Patés and mousses work well with moscato. The slightly sweet and savory Mousse Truffee with Cognac and Truffles by Three Little Pigs is ideal, while Paté Mousquetierre with Prunes and Armagnac by D'Artagnan has rich robust flavors.
In England, cheeses with fruit have always been popular. A few of my favorites include Wensleydale with Cranberry, White Stilton with Mango and Ginger, White Stilton with Apricots and, from Italy, the Peck Marsacapone and Fig Torte.
Moscato also goes well with cakes or tarts with fruit and cream-rich puddings such as zabaglione and panna cotta. Consider, as well, French pastries from St. Germain's Bakery or J.J.'s French Pastry on Waialae Avenue. Owner J.J. Praseuth Luangkhot highly recommends a light, flavorful tart such as the almondine as it contrasts with the exotic sweetness of the moscato.
For a natural approach, marinate fresh berries (especially strawberries) in moscato. Top with whipped cream, rice cream or -- my personal choices -- the polar treats of Haagen Dazs French Vanilla or Lemon Custard from Dave's Ice Cream.
THE INNOVATIVE Elio Perrone also makes a pink frizzante-styled wine called Bigaro, also less than $20. Like moscato, Bigaro is refreshingly sweet, but a blend of the moscato and brachetto grapes. The wine is wonderful, with watermelon and strawberry flavors.
Complement Bigaro's unique flavors with fruit tarts with berries and cherries or desserts with a lighter layering of chocolate. A guava chiffon cake from Liliha Bakery or a black forest cake from the Patisserie would be perfect.

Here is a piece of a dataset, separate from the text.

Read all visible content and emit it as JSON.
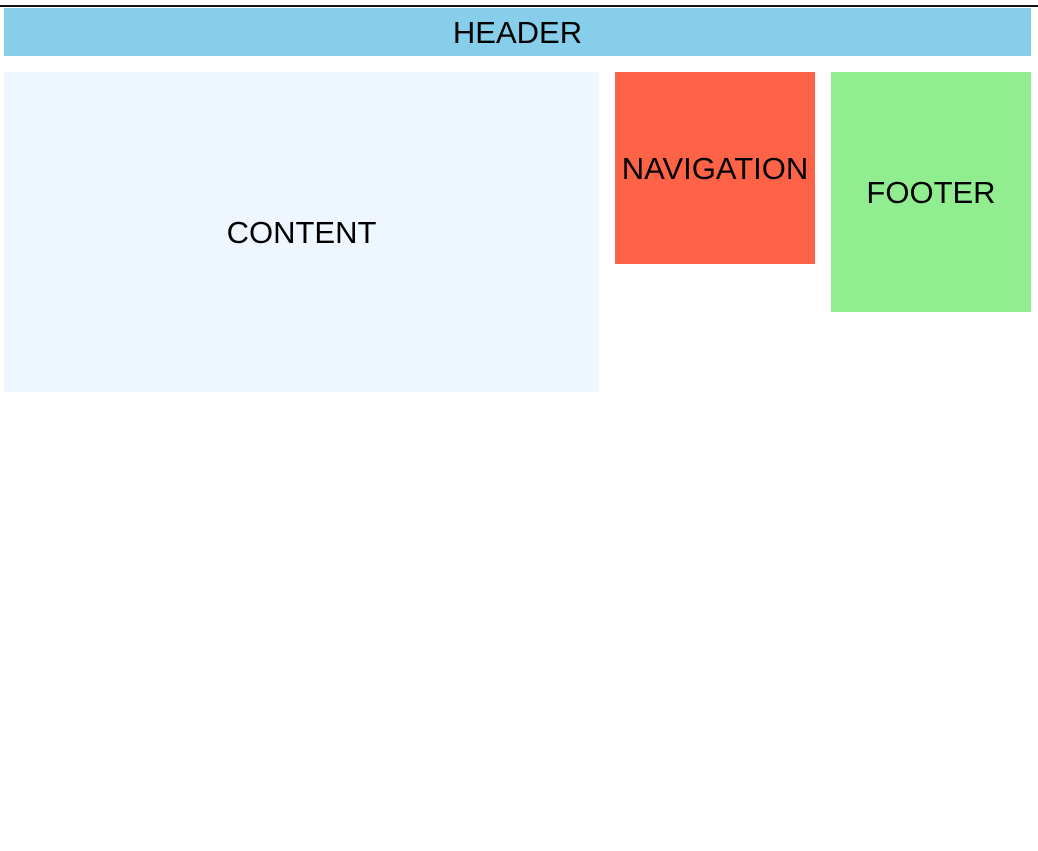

And now that I've given away all these ideas, I'll have to come up with a new one for my special someone.
Kevin Toyama is a sommelier at the Halekulani Hotel and an advanced certificate holder from the Court of Master Sommeliers.
This column is a weekly lesson in wine pairing written by a rotating panel of wine professionals. Write to email@example.com